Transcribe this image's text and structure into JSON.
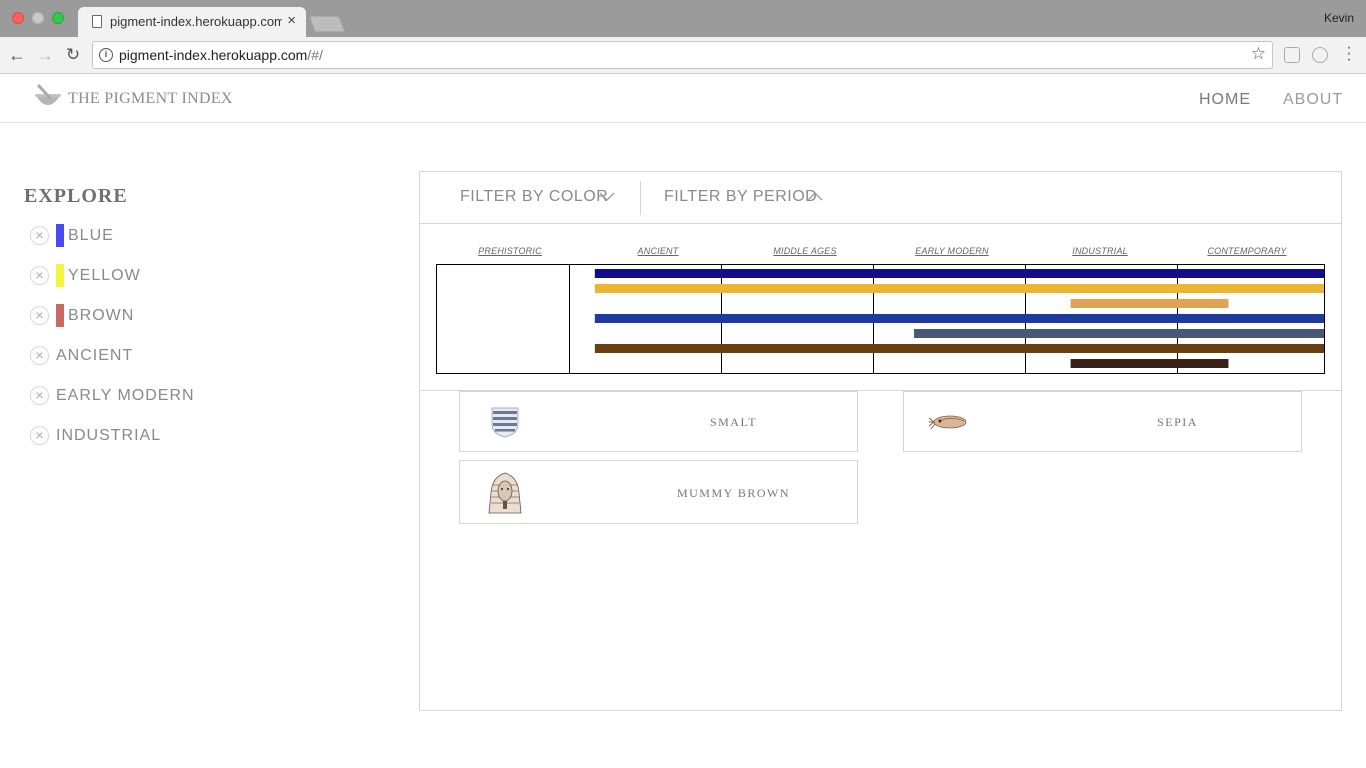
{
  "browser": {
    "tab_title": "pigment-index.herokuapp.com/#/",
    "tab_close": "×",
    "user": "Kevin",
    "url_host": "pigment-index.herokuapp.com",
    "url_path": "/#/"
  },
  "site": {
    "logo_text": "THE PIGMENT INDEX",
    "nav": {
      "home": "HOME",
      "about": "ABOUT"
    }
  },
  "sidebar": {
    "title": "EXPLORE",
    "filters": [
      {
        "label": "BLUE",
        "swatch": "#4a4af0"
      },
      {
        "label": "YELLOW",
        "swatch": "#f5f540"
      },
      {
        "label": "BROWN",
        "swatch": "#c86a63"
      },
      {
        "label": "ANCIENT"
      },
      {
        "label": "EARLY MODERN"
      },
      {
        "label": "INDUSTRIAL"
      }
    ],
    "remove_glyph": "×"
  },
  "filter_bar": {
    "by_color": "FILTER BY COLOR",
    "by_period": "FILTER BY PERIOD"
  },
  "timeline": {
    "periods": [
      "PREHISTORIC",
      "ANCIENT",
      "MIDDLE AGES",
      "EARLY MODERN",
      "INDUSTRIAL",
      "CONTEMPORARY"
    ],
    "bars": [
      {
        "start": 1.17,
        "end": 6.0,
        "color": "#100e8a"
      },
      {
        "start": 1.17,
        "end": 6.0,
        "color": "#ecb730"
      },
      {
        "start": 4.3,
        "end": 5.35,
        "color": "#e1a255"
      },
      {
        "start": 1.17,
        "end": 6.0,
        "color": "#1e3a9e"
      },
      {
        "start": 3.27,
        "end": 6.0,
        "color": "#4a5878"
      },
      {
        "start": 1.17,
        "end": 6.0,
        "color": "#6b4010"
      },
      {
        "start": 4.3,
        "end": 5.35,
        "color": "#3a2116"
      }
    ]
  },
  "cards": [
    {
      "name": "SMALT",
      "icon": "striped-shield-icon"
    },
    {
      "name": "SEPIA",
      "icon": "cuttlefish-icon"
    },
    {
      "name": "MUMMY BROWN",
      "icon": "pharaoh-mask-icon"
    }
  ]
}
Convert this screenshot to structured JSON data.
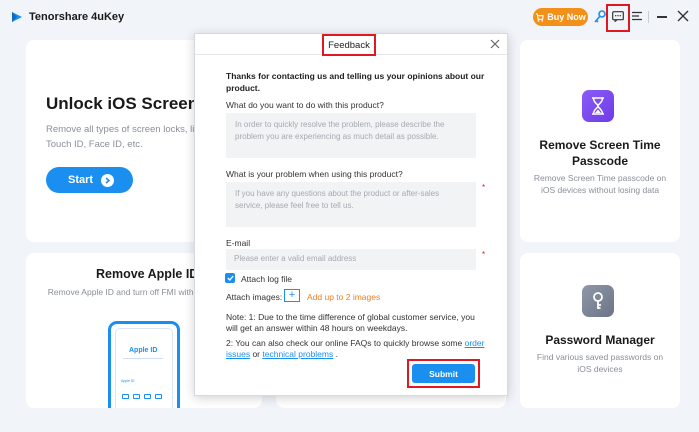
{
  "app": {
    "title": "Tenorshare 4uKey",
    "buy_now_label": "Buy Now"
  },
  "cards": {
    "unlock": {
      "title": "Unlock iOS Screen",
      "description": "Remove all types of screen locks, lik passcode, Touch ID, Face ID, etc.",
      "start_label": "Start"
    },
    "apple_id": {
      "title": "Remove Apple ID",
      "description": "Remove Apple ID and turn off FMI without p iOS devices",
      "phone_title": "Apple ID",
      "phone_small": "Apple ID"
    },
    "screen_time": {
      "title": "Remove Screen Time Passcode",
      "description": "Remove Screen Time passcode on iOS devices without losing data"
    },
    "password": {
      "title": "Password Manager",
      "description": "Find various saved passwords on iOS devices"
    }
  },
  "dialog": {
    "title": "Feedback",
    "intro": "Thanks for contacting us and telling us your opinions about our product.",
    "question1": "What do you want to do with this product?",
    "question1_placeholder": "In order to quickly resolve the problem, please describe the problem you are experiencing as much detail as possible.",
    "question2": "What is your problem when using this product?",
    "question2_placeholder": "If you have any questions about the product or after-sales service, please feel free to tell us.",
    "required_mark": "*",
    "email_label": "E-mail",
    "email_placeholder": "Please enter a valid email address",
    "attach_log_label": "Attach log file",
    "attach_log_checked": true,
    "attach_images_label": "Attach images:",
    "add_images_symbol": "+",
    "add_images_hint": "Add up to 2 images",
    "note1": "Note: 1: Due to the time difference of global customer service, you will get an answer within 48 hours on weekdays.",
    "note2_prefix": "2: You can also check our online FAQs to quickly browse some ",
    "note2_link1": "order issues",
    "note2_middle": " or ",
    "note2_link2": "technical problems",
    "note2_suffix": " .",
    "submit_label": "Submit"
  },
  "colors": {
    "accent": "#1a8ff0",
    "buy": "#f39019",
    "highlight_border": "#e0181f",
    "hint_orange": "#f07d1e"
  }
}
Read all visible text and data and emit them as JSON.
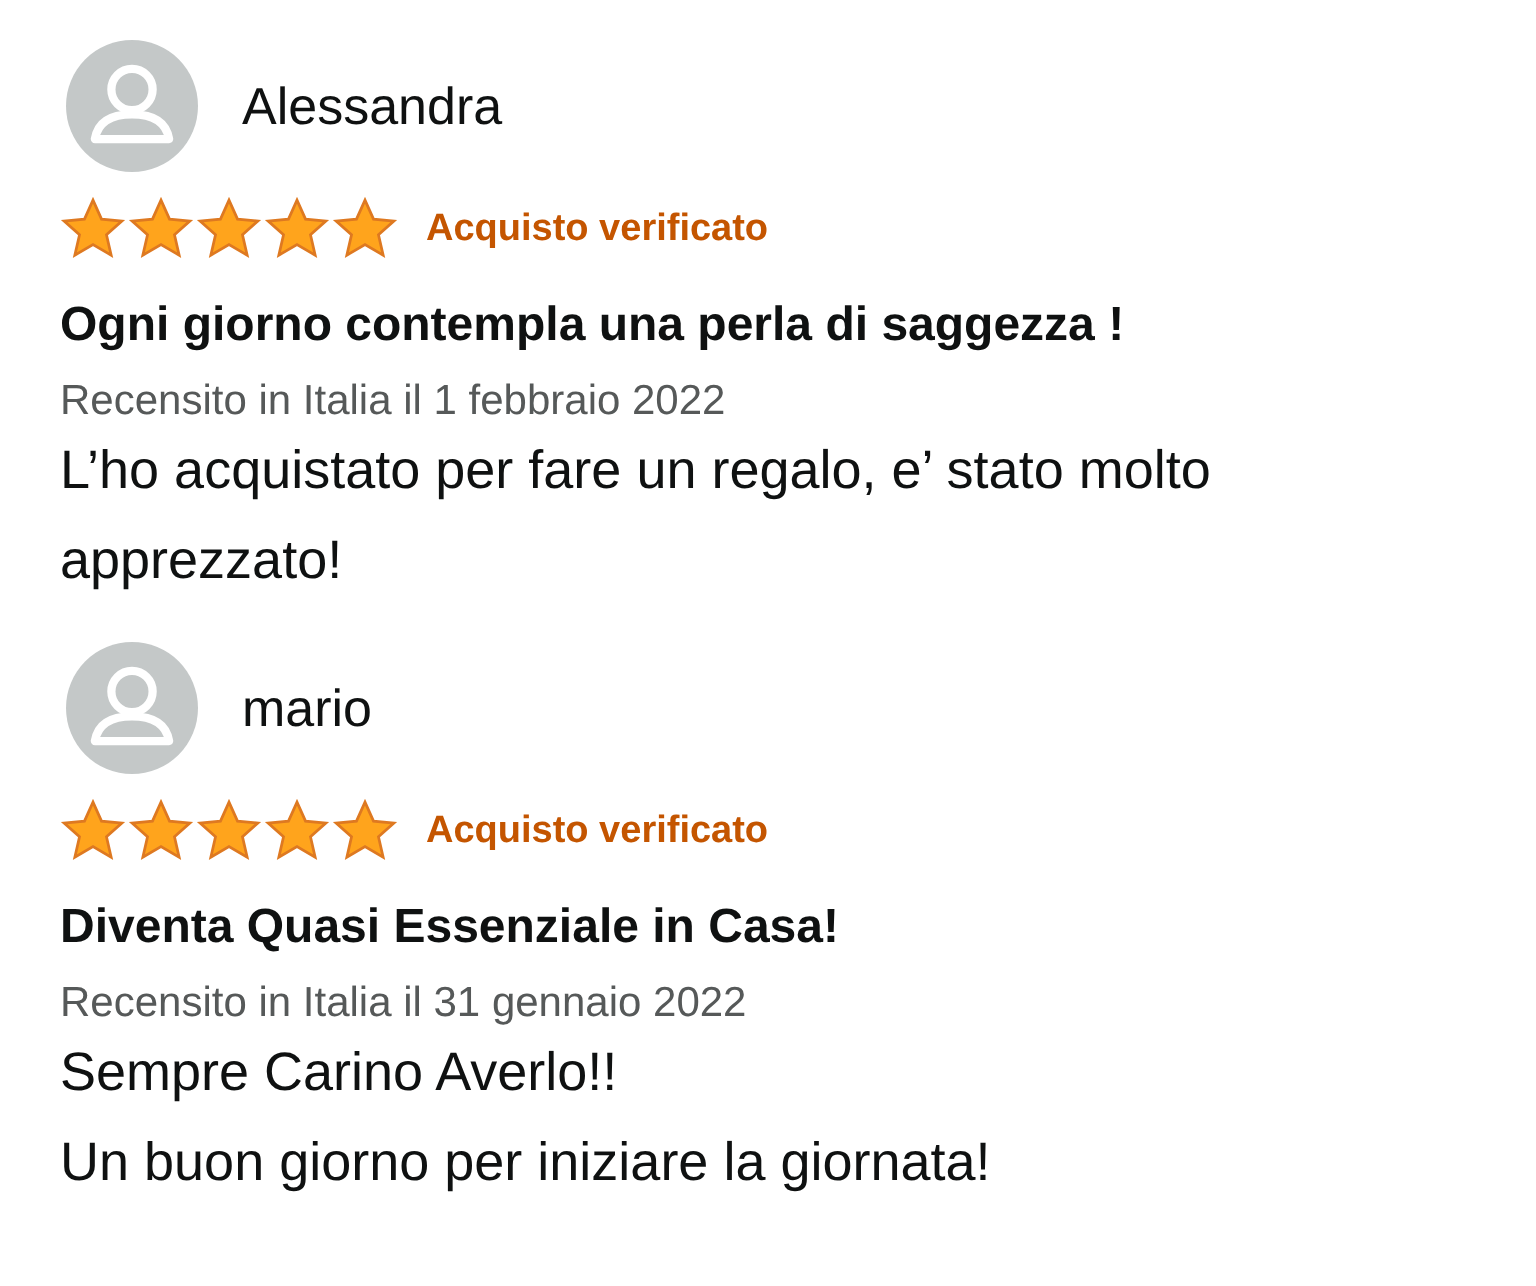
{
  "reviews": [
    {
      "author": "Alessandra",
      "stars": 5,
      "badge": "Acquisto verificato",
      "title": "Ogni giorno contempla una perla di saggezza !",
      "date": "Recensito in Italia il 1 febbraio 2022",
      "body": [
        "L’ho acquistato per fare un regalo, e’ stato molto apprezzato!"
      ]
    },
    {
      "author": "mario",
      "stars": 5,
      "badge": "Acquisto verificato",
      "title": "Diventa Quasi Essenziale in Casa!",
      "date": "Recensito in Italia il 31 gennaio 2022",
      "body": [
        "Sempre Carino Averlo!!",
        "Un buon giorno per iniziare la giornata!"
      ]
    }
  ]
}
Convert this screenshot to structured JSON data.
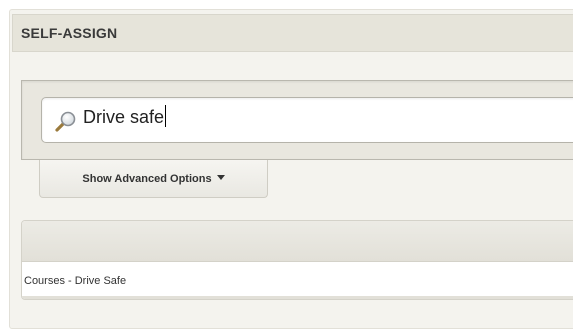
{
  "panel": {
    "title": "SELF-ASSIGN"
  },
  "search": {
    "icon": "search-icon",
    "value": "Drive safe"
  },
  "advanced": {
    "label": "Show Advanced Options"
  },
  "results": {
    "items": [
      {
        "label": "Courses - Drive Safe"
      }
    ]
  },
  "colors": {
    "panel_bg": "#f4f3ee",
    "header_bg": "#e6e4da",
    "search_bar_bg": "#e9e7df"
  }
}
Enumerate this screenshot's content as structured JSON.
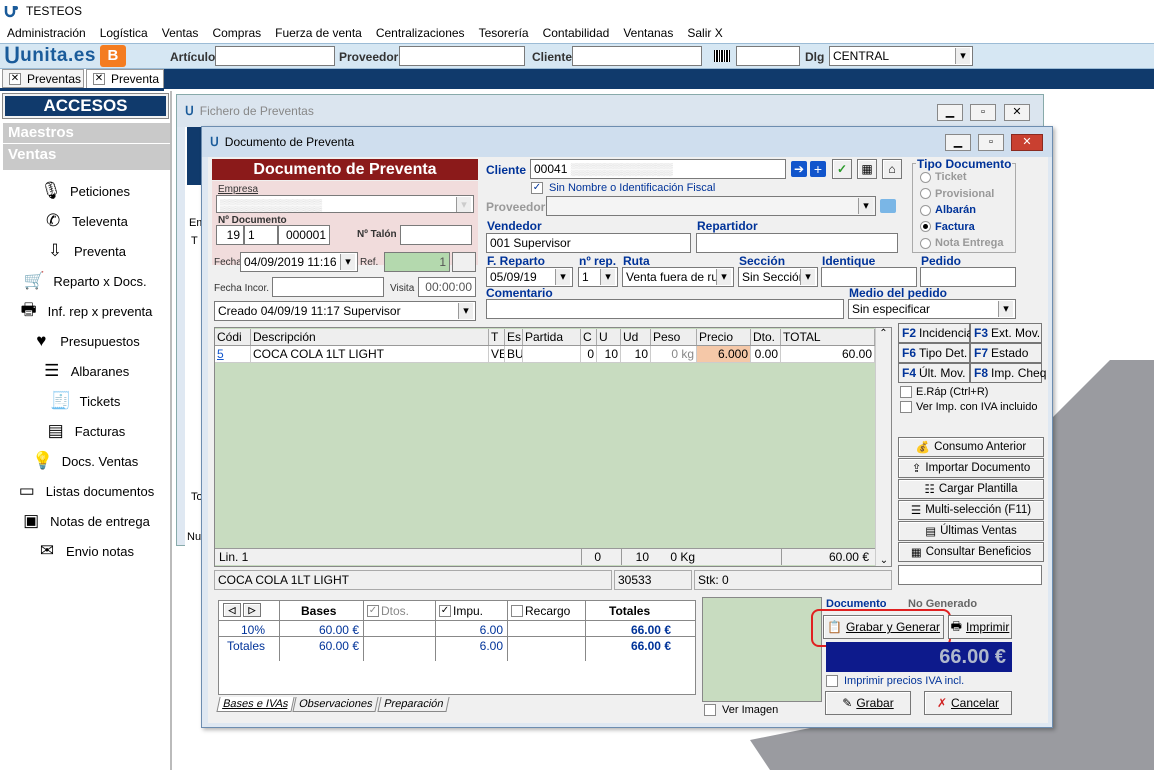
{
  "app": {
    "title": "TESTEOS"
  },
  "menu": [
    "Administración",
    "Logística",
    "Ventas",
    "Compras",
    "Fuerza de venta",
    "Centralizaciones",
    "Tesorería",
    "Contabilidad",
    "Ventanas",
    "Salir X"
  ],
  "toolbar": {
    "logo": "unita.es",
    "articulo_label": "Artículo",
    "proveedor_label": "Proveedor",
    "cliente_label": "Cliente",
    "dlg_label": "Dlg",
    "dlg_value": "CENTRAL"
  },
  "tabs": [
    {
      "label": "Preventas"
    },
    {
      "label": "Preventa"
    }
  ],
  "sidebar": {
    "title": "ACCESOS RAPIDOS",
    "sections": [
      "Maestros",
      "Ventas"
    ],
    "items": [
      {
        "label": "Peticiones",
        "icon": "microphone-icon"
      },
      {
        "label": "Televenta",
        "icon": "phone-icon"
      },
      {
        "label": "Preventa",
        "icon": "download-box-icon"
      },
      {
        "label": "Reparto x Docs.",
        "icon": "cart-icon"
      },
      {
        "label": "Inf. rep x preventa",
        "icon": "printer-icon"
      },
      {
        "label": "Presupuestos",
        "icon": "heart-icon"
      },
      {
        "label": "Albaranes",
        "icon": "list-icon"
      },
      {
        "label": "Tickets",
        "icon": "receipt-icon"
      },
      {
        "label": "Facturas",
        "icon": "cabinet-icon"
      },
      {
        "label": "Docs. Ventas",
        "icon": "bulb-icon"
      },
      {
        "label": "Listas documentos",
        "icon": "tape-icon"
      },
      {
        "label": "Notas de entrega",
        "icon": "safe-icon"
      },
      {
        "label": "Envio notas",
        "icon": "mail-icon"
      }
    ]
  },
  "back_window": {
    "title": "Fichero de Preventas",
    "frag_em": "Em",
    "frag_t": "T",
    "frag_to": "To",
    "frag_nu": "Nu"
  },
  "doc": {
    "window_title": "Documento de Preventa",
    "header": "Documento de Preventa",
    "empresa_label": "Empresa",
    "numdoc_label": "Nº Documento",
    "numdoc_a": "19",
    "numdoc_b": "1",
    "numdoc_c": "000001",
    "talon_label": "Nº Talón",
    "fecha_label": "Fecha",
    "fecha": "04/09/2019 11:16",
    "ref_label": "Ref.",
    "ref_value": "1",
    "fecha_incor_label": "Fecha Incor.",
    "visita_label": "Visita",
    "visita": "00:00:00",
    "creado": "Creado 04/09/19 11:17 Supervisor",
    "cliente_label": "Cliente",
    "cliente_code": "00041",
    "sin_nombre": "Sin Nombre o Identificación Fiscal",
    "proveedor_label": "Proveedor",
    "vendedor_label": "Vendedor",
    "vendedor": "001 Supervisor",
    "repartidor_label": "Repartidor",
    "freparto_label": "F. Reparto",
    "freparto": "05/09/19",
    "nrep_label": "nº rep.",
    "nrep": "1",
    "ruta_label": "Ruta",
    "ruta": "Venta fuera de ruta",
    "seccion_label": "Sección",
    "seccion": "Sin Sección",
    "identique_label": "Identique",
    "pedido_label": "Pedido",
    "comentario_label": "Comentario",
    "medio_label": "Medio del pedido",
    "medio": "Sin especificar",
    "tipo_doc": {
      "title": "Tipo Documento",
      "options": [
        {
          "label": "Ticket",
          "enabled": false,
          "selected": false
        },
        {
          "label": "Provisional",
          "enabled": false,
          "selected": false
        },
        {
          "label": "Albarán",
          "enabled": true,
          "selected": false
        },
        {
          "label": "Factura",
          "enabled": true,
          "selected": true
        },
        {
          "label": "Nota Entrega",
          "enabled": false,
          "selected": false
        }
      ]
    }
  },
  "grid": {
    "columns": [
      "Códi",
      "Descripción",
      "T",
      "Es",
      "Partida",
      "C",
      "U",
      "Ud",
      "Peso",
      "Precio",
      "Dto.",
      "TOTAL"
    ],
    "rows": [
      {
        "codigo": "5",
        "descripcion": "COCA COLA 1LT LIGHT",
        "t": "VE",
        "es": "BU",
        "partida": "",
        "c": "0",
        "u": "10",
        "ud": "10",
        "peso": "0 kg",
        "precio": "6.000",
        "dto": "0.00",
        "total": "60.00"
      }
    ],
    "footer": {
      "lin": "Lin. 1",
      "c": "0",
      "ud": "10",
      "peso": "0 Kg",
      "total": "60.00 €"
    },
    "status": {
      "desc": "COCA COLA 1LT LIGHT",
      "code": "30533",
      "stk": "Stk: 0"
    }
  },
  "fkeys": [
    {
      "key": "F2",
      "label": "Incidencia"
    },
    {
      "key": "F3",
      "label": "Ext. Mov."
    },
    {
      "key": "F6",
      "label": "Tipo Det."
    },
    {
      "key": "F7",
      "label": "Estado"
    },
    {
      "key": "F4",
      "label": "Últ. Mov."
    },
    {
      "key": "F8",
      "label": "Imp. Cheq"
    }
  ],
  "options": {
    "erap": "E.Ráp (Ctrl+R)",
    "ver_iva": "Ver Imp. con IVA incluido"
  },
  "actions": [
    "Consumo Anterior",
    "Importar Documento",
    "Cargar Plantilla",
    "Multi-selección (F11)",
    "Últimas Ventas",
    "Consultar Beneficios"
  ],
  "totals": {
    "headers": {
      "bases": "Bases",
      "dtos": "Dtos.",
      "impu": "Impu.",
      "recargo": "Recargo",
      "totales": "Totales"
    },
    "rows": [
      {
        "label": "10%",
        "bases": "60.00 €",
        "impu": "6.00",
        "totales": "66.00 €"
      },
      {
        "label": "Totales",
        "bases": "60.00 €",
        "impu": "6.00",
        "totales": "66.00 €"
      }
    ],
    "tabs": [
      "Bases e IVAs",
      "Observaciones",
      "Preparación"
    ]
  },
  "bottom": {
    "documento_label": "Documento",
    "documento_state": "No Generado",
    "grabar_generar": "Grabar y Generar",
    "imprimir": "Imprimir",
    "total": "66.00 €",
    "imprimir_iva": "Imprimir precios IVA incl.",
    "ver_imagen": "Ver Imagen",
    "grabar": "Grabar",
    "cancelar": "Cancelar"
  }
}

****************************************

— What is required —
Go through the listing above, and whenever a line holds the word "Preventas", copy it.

— Solution —
      "label": "Preventas"
    "title": "Fichero de Preventas",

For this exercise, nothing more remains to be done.